═════ DATA SUPPLIED ═════

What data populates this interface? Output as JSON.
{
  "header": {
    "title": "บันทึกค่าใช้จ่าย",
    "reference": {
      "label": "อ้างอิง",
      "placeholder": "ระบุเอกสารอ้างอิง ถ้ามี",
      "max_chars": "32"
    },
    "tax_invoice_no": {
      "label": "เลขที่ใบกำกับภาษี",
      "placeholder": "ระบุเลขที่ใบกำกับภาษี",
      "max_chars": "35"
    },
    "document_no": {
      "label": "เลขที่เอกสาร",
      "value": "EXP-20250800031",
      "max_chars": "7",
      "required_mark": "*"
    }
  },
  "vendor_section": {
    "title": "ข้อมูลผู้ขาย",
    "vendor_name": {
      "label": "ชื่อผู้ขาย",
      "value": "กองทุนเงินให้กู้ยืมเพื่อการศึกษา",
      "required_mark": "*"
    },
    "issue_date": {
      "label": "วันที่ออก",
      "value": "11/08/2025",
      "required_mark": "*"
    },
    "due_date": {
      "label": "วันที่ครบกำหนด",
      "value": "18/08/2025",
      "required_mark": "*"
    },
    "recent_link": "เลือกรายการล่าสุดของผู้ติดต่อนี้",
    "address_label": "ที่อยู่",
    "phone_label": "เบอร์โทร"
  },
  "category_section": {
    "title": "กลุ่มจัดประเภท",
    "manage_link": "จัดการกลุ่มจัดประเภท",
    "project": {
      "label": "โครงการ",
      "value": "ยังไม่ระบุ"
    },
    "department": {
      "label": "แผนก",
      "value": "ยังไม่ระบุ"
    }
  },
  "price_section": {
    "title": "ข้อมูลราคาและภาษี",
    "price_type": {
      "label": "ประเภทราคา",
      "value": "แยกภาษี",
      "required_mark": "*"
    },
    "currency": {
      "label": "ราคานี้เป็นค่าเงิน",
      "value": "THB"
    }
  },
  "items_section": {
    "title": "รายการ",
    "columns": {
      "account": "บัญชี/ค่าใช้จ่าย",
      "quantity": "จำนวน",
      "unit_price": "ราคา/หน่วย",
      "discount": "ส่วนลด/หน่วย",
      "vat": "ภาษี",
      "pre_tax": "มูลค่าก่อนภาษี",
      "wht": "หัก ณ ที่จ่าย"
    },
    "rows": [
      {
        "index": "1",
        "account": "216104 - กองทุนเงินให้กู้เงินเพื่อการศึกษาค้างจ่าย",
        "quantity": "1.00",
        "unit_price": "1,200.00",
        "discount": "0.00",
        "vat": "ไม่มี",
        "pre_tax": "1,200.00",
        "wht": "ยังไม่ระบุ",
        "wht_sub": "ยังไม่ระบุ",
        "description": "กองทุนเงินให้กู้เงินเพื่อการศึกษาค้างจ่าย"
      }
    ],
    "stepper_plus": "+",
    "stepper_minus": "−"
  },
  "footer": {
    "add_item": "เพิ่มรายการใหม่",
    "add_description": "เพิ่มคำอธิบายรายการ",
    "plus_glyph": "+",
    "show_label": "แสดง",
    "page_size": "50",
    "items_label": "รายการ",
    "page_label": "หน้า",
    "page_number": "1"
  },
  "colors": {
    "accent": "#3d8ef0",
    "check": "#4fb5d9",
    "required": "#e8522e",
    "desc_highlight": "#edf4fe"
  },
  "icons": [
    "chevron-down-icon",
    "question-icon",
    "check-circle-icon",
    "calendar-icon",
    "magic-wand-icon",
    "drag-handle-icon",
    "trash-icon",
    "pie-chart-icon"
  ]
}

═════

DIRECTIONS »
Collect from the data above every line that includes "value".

ANSWER SECTION »
      "value": "EXP-20250800031",
      "value": "กองทุนเงินให้กู้ยืมเพื่อการศึกษา",
      "value": "11/08/2025",
      "value": "18/08/2025",
      "value": "ยังไม่ระบุ"
      "value": "ยังไม่ระบุ"
      "value": "แยกภาษี",
      "value": "THB"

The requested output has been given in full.